Concorso d’Eleganza Villa d’Este is an annual event in Cernobbio, northern Italy, celebrating classic and vintage cars on the banks of Lake Como. James Nicholls was there with the glamorous and the good.
Springtime in Italy is a beauty to behold with the temperature in the 30s. So were the assembled automobiles on the hallowed grounds of this lakeside piece of paradise, Villa d’Este.
An elegant crowd gathered to admire the classic cars on show in the annual Concorso d’Eleganza Villa d’Este, an event that has been luring car enthusiasts to Lake Como since 1929. After a short hiatus in 2020, the show is as bold as ever on the driveways of the 10-hectare private park of the 16th-century estate designed by Pellegrino Pellegrini.
Under the watchful eye of the knowledgeable Jury, including automotive luminaries Lorenzo Ramaciotti, former chief of design at Pininfarina; Pebble Beach doyenne Sandra Button; and scion of the family-owned car manufacturer, Maserati Adolfo Orsi, had the task to score the competing vehicles, built between 1920 and the 1980s, all vying for a trophy within seven categories.
Cars are the stars
It wasn’t just the assembled guests who were all impeccably dressed. Here the cars are the stars. ‘The Golden Age of Elegance’ category featured cars from the Art Deco era of motor car design. Rolls-Royce, Bugatti, Hispano-Suiza, Cord and Lagonda all date back to that Golden Age. Everywhere I looked was yet another sculpture in moveable motoring form.

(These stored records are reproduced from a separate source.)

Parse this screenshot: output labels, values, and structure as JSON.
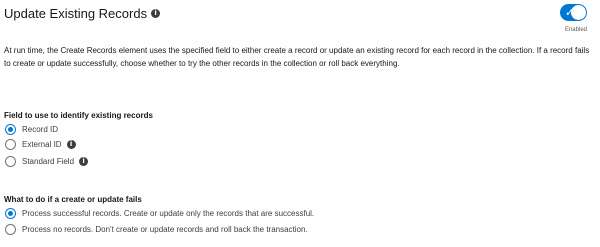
{
  "header": {
    "title": "Update Existing Records",
    "toggle_state": "Enabled"
  },
  "description": "At run time, the Create Records element uses the specified field to either create a record or update an existing record for each record in the collection. If a record fails to create or update successfully, choose whether to try the other records in the collection or roll back everything.",
  "identify_section": {
    "label": "Field to use to identify existing records",
    "options": [
      {
        "label": "Record ID",
        "selected": true,
        "has_info": false
      },
      {
        "label": "External ID",
        "selected": false,
        "has_info": true
      },
      {
        "label": "Standard Field",
        "selected": false,
        "has_info": true
      }
    ]
  },
  "failure_section": {
    "label": "What to do if a create or update fails",
    "options": [
      {
        "label": "Process successful records. Create or update only the records that are successful.",
        "selected": true
      },
      {
        "label": "Process no records. Don't create or update records and roll back the transaction.",
        "selected": false
      }
    ]
  },
  "colors": {
    "accent": "#0176d3",
    "text": "#181818"
  },
  "icons": {
    "info": "info-icon",
    "check": "check-icon"
  }
}
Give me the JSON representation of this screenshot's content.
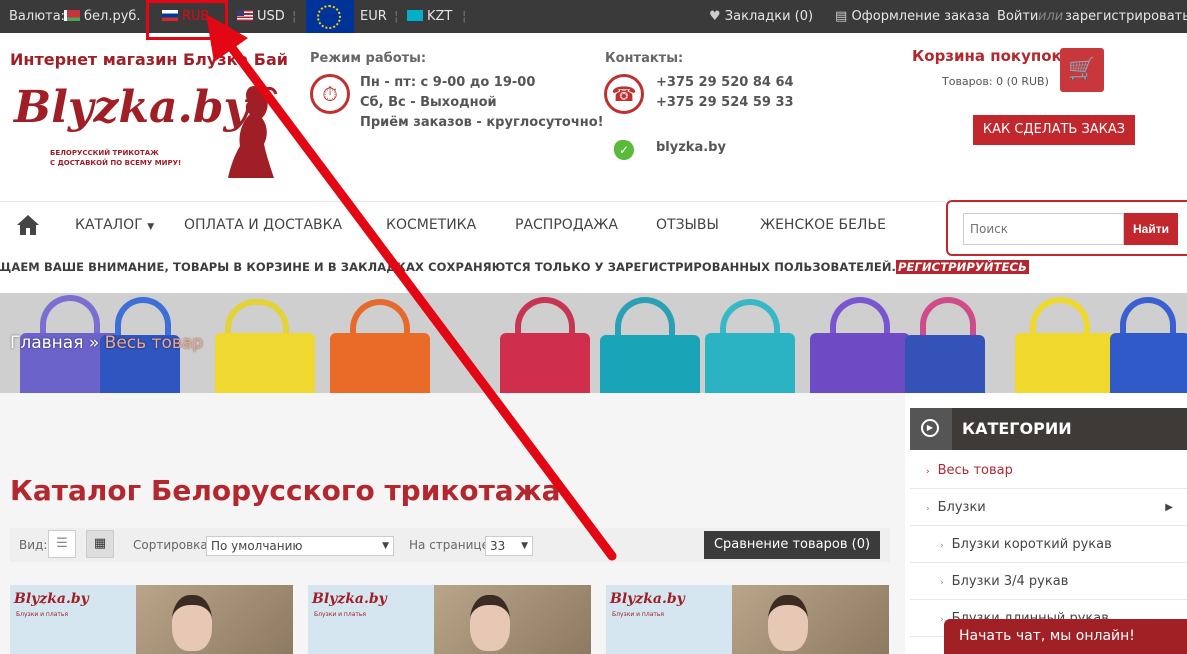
{
  "topbar": {
    "currency_label": "Валюта:",
    "currencies": [
      "бел.руб.",
      "RUB",
      "USD",
      "EUR",
      "KZT"
    ],
    "bookmarks": "Закладки (0)",
    "checkout": "Оформление заказа",
    "login": "Войти",
    "or": "или",
    "register": "зарегистрироваться"
  },
  "header": {
    "shop_name": "Интернет магазин Блузка Бай",
    "logo_text": "Blyzka.by",
    "logo_tagline_1": "БЕЛОРУССКИЙ ТРИКОТАЖ",
    "logo_tagline_2": "С ДОСТАВКОЙ ПО ВСЕМУ МИРУ!",
    "hours_title": "Режим работы:",
    "hours_lines": [
      "Пн - пт: с 9-00 до 19-00",
      "Сб, Вс - Выходной",
      "Приём заказов - круглосуточно!"
    ],
    "contacts_title": "Контакты:",
    "phones": [
      "+375 29 520 84 64",
      "+375 29 524 59 33"
    ],
    "site": "blyzka.by",
    "cart_title": "Корзина покупок",
    "cart_summary": "Товаров: 0 (0 RUB)",
    "how_to_order": "КАК СДЕЛАТЬ ЗАКАЗ"
  },
  "nav": {
    "items": [
      "КАТАЛОГ",
      "ОПЛАТА И ДОСТАВКА",
      "КОСМЕТИКА",
      "РАСПРОДАЖА",
      "ОТЗЫВЫ",
      "ЖЕНСКОЕ БЕЛЬЕ"
    ],
    "search_placeholder": "Поиск",
    "search_button": "Найти"
  },
  "notice": {
    "text": "ЩАЕМ ВАШЕ ВНИМАНИЕ, ТОВАРЫ В КОРЗИНЕ И В ЗАКЛАДКАХ СОХРАНЯЮТСЯ ТОЛЬКО У ЗАРЕГИСТРИРОВАННЫХ ПОЛЬЗОВАТЕЛЕЙ.",
    "link": "РЕГИСТРИРУЙТЕСЬ"
  },
  "breadcrumb": {
    "home": "Главная",
    "separator": "»",
    "current": "Весь товар"
  },
  "catalog": {
    "title": "Каталог Белорусского трикотажа",
    "view_label": "Вид:",
    "sort_label": "Сортировка:",
    "sort_value": "По умолчанию",
    "per_page_label": "На странице:",
    "per_page_value": "33",
    "compare": "Сравнение товаров (0)"
  },
  "products": [
    {
      "logo": "Blyzka.by",
      "tag": "Блузки и платья"
    },
    {
      "logo": "Blyzka.by",
      "tag": "Блузки и платья"
    },
    {
      "logo": "Blyzka.by",
      "tag": "Блузки и платья"
    }
  ],
  "sidebar": {
    "title": "КАТЕГОРИИ",
    "items": [
      "Весь товар",
      "Блузки",
      "Блузки короткий рукав",
      "Блузки 3/4 рукав",
      "Блузки длинный рукав"
    ]
  },
  "chat": {
    "label": "Начать чат, мы онлайн!"
  },
  "colors": {
    "brand": "#b3282e",
    "annotation": "#e30613",
    "topbar": "#3a3a3a"
  },
  "icons": [
    "heart-icon",
    "checkout-icon",
    "clock-icon",
    "phone-icon",
    "viber-icon",
    "cart-icon",
    "home-icon",
    "list-view-icon",
    "grid-view-icon",
    "play-circle-icon"
  ]
}
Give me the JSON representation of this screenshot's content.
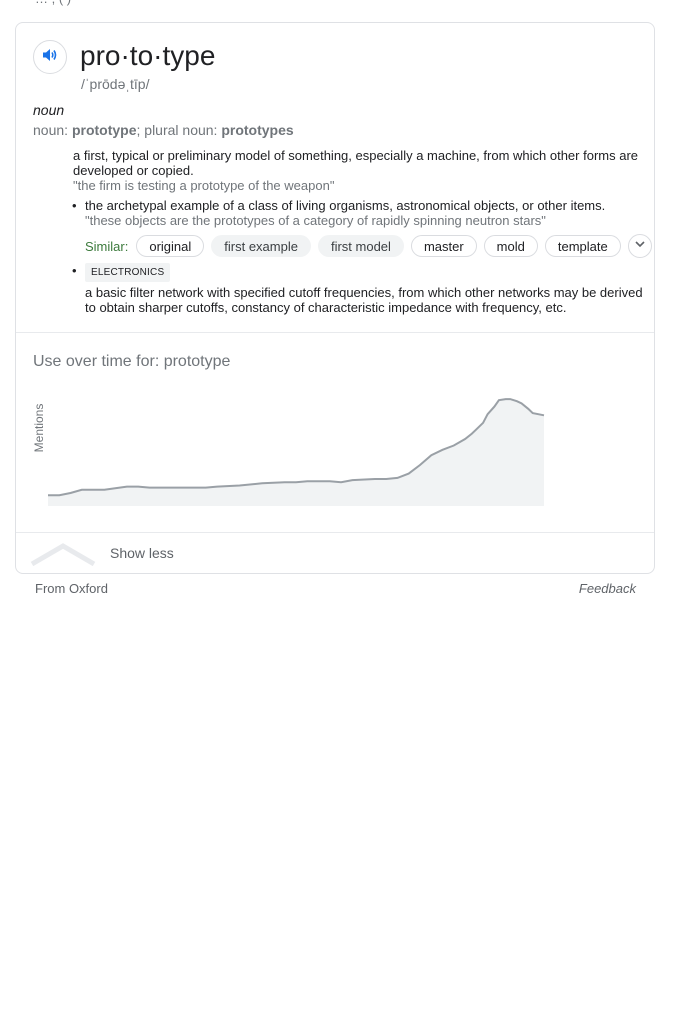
{
  "top_fragment": "…  ,  (             )",
  "entry": {
    "headword": "pro·to·type",
    "pronunciation": "/ˈprōdəˌtīp/",
    "part_of_speech": "noun",
    "forms": {
      "prefix": "noun: ",
      "singular": "prototype",
      "sep": "; plural noun: ",
      "plural": "prototypes"
    },
    "definitions": [
      {
        "text": "a first, typical or preliminary model of something, especially a machine, from which other forms are developed or copied.",
        "example": "\"the firm is testing a prototype of the weapon\""
      }
    ],
    "subsenses": [
      {
        "text": "the archetypal example of a class of living organisms, astronomical objects, or other items.",
        "example": "\"these objects are the prototypes of a category of rapidly spinning neutron stars\""
      },
      {
        "label": "ELECTRONICS",
        "text": "a basic filter network with specified cutoff frequencies, from which other networks may be derived to obtain sharper cutoffs, constancy of characteristic impedance with frequency, etc."
      }
    ],
    "similar_label": "Similar:",
    "similar": [
      "original",
      "first example",
      "first model",
      "master",
      "mold",
      "template"
    ]
  },
  "usage": {
    "title": "Use over time for: prototype"
  },
  "chart_data": {
    "type": "area",
    "title": "Use over time for: prototype",
    "ylabel": "Mentions",
    "xlabel": "",
    "x_ticks": [
      "1800",
      "1850",
      "1900",
      "1950",
      "2010"
    ],
    "xlim": [
      1795,
      2015
    ],
    "ylim": [
      0,
      100
    ],
    "series": [
      {
        "x": [
          1795,
          1800,
          1805,
          1810,
          1820,
          1830,
          1835,
          1840,
          1850,
          1860,
          1865,
          1870,
          1880,
          1890,
          1900,
          1905,
          1910,
          1920,
          1925,
          1930,
          1940,
          1945,
          1950,
          1955,
          1960,
          1965,
          1970,
          1975,
          1980,
          1983,
          1985,
          1988,
          1990,
          1993,
          1995,
          1998,
          2000,
          2003,
          2005,
          2008,
          2010,
          2015
        ],
        "y": [
          10,
          10,
          12,
          15,
          15,
          18,
          18,
          17,
          17,
          17,
          17,
          18,
          19,
          21,
          22,
          22,
          23,
          23,
          22,
          24,
          25,
          25,
          26,
          30,
          38,
          47,
          52,
          56,
          62,
          67,
          71,
          77,
          85,
          92,
          98,
          99,
          99,
          97,
          95,
          90,
          86,
          84
        ]
      }
    ],
    "grid": false,
    "legend": "none"
  },
  "footer": {
    "show_less": "Show less",
    "source": "From Oxford",
    "feedback": "Feedback"
  }
}
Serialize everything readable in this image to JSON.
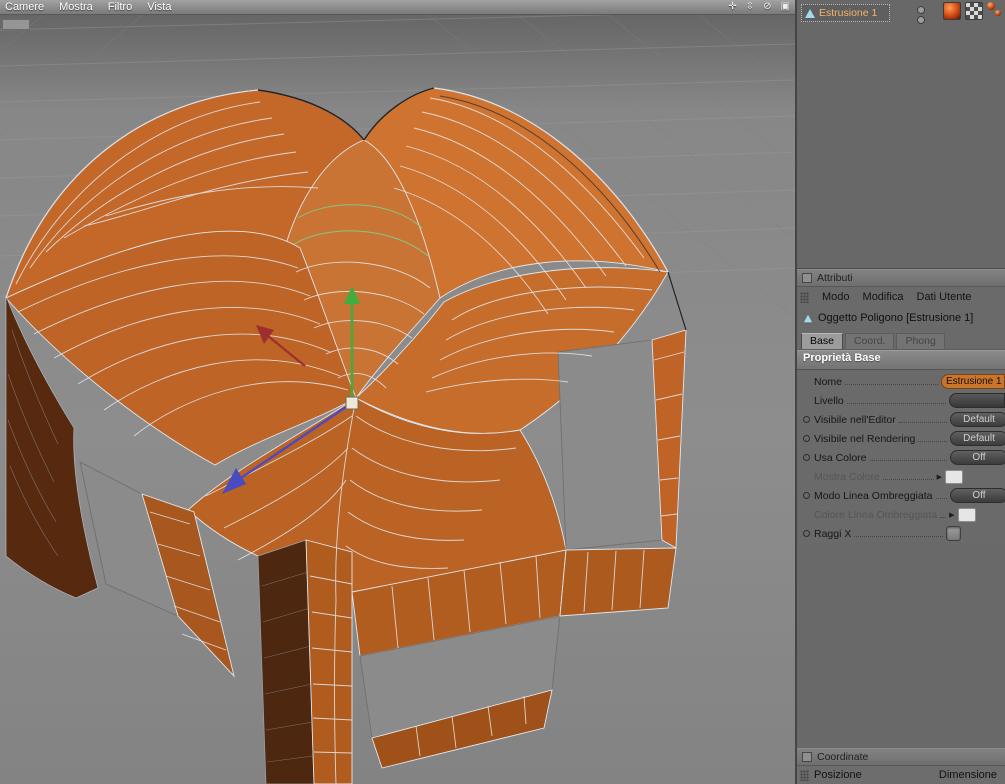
{
  "menu_bar": {
    "items": [
      {
        "label": "Camere"
      },
      {
        "label": "Mostra"
      },
      {
        "label": "Filtro"
      },
      {
        "label": "Vista"
      }
    ]
  },
  "viewport": {
    "nav_icons": [
      {
        "name": "pan-icon",
        "glyph": "✛"
      },
      {
        "name": "zoom-icon",
        "glyph": "⇳"
      },
      {
        "name": "rotate-icon",
        "glyph": "⊘"
      },
      {
        "name": "toggle-view-icon",
        "glyph": "▣"
      }
    ]
  },
  "object_manager": {
    "items": [
      {
        "label": "Estrusione 1",
        "icon": "extrude-object-icon"
      }
    ],
    "thumbnails": [
      {
        "name": "material-sphere"
      },
      {
        "name": "material-checker"
      }
    ]
  },
  "attributes": {
    "title": "Attributi",
    "menu_tabs": [
      {
        "label": "Modo"
      },
      {
        "label": "Modifica"
      },
      {
        "label": "Dati Utente"
      }
    ],
    "object_label": "Oggetto Poligono [Estrusione 1]",
    "subtabs": [
      {
        "label": "Base",
        "active": true
      },
      {
        "label": "Coord.",
        "active": false
      },
      {
        "label": "Phong",
        "active": false
      }
    ],
    "section_title": "Proprietà Base",
    "rows": [
      {
        "label": "Nome",
        "control": "name-field",
        "value": "Estrusione 1",
        "bullet": false
      },
      {
        "label": "Livello",
        "control": "field",
        "bullet": false
      },
      {
        "label": "Visibile nell'Editor",
        "control": "button",
        "value": "Default",
        "bullet": true
      },
      {
        "label": "Visibile nel Rendering",
        "control": "button",
        "value": "Default",
        "bullet": true
      },
      {
        "label": "Usa Colore",
        "control": "button",
        "value": "Off",
        "bullet": true
      },
      {
        "label": "Mostra Colore",
        "control": "swatch",
        "bullet": false,
        "arrow": true,
        "disabled": true
      },
      {
        "label": "Modo Linea Ombreggiata",
        "control": "button",
        "value": "Off",
        "bullet": true
      },
      {
        "label": "Colore Linea Ombreggiata",
        "control": "swatch",
        "bullet": false,
        "arrow": true,
        "disabled": true
      },
      {
        "label": "Raggi X",
        "control": "checkbox",
        "bullet": true
      }
    ]
  },
  "coordinates": {
    "title": "Coordinate",
    "columns": [
      {
        "label": "Posizione"
      },
      {
        "label": "Dimensione"
      }
    ]
  },
  "colors": {
    "mesh_orange": "#c96f2e",
    "mesh_dark_side": "#572a10",
    "wireframe": "#e3ebf3",
    "isoline_green": "#7ccf8e",
    "axis_x": "#9e2f2f",
    "axis_y": "#3fae3f",
    "axis_z": "#4b4bc0",
    "viewport_bg": "#8a8a8a",
    "panel_bg": "#6a6a6a"
  }
}
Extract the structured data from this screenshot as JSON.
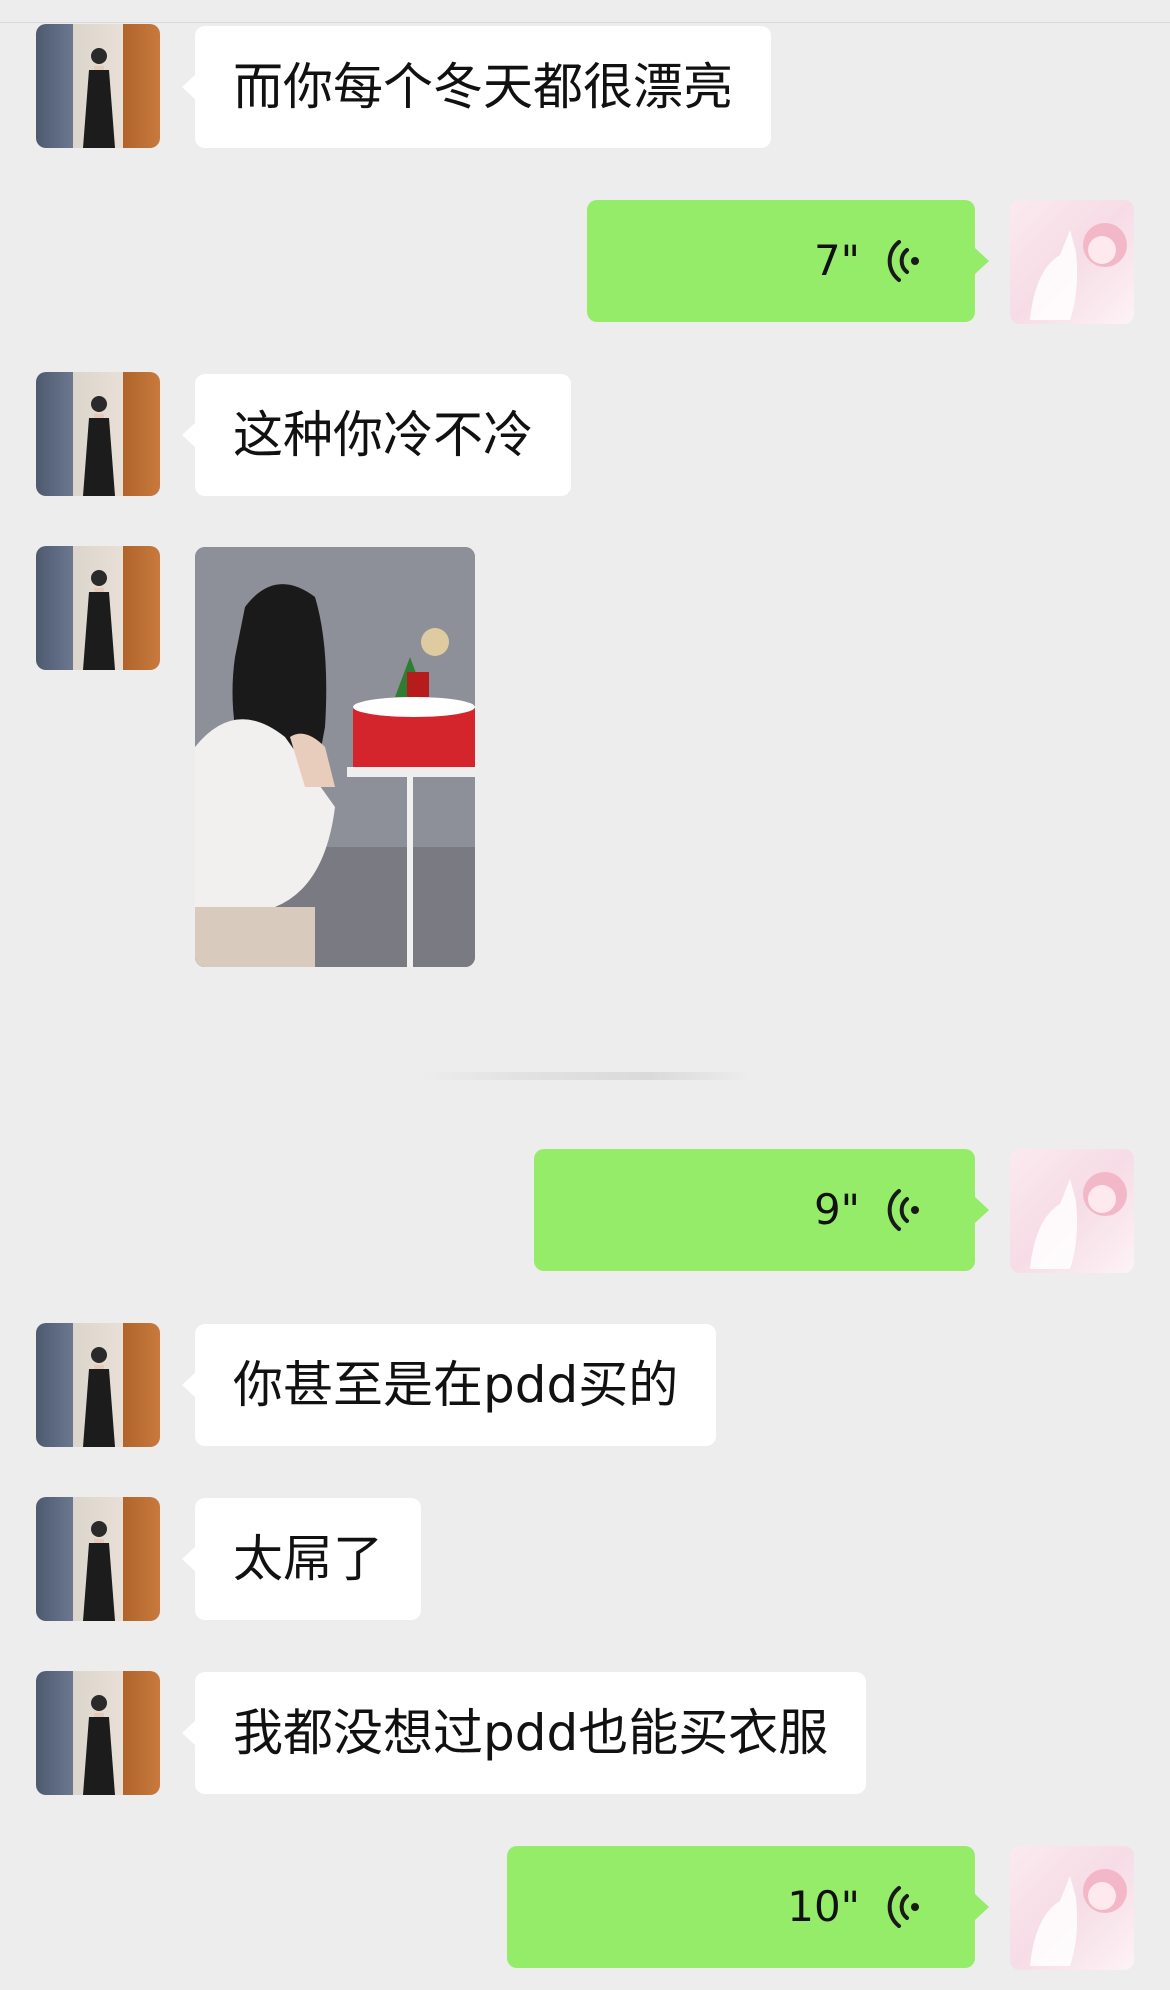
{
  "messages": [
    {
      "type": "text",
      "side": "in",
      "text": "而你每个冬天都很漂亮"
    },
    {
      "type": "voice",
      "side": "out",
      "duration": "7\""
    },
    {
      "type": "text",
      "side": "in",
      "text": "这种你冷不冷"
    },
    {
      "type": "image",
      "side": "in"
    },
    {
      "type": "voice",
      "side": "out",
      "duration": "9\""
    },
    {
      "type": "text",
      "side": "in",
      "text": "你甚至是在pdd买的"
    },
    {
      "type": "text",
      "side": "in",
      "text": "太屌了"
    },
    {
      "type": "text",
      "side": "in",
      "text": "我都没想过pdd也能买衣服"
    },
    {
      "type": "voice",
      "side": "out",
      "duration": "10\""
    }
  ],
  "icons": {
    "voice": "voice-wave-icon"
  },
  "colors": {
    "background": "#ededed",
    "incoming_bubble": "#ffffff",
    "outgoing_bubble": "#95ec69"
  }
}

The earliest car in the field of contenders was the 1927 Rolls-Royce 20 HP with touring coachwork by Barker & Co. Its striking second windscreen – with glass wings between the front and rear seats – offered protection for the Nawab of Sachin, who purchased the car in 1931 from the Rolls-Royce importer in India, where it still resides.
The Art Deco class also contained an original 1934 Bugatti Type 59 Sports and a trés chic 1935 Hispano-Suiza J12 with Vanvooren coachwork. One of just eight open top cars driven by its owner. Another with a Vanvooren cabriolet body was the fabulous 1935 Bugatti 57 S which won Best in Show. A perfect symbiosis of line and proportion, rare and in superb condition. It is hard to argue with the Jury’s choice of this masterpiece from the coachbuilder based in Courbevoie in the suburbs of Paris.
2022 anniversary specials
There were three special categories for special anniversaries in 2022. ‘Celebrating 150 Seasons at Villa d’Este’ (for the 150th anniversary of the Hotel) was a group of Alfa Romeo, Lancia, Bristol, Siata, Mercedes-Benz, Chrysler and Cadillac.
‘The Cavallino at 75′ (dedicated to Ferrari cars), included a 1953 375 America Berlinetta, the first of its kind seen at the Paris Salon. And a 1956 250 GT Zagato celebrated the Cavallino marque at 75.
Event sponsors BMW took advantage of the 50th year of the M1 celebrating its M cars and their ancestors with ’50 Years of Mean Machinery’.
Meanwhile, a stunning group of no less than six supercharged Kompressor Mercedes-Benz made between 1928 and 1939 were on show, brought together by Chris Kramer, a new voice on the expert selecting committee.
Need for speed
The final categories, ‘Born for the Racetrack’ and ‘Breaking the Speed Barrier’, were made up of a wonderful assortment of ‘win on Sunday, sell on Monday’ race-bred machines sandwiched between two Maseratis, the A6 GCS MM Barchetta of 1954 and the 2004 MC12. More speed was on show with a group of pioneers that chased the magic 300 kp/h barrier. This included a very special Citroën SM and the 1979 Aston Martin Bulldog. The latter which won the “Coppa d’Oro”, the Best of Show by public vote.
The final class was for the way-out and wacky concept cars and prototypes. Of these avant-grade wonders my favourite was the De Tomaso P72 with De Tomaso Automobili Carbon Fibre Composite coachwork. However, the 2020 Bugatti Bolide track-only hypercar took out the Concorso d’Eleganza Design Award, again chosen by the public.
Concorso d´Eleganza Villa d’Este 2023 takes place from 19th to 21st May 2023.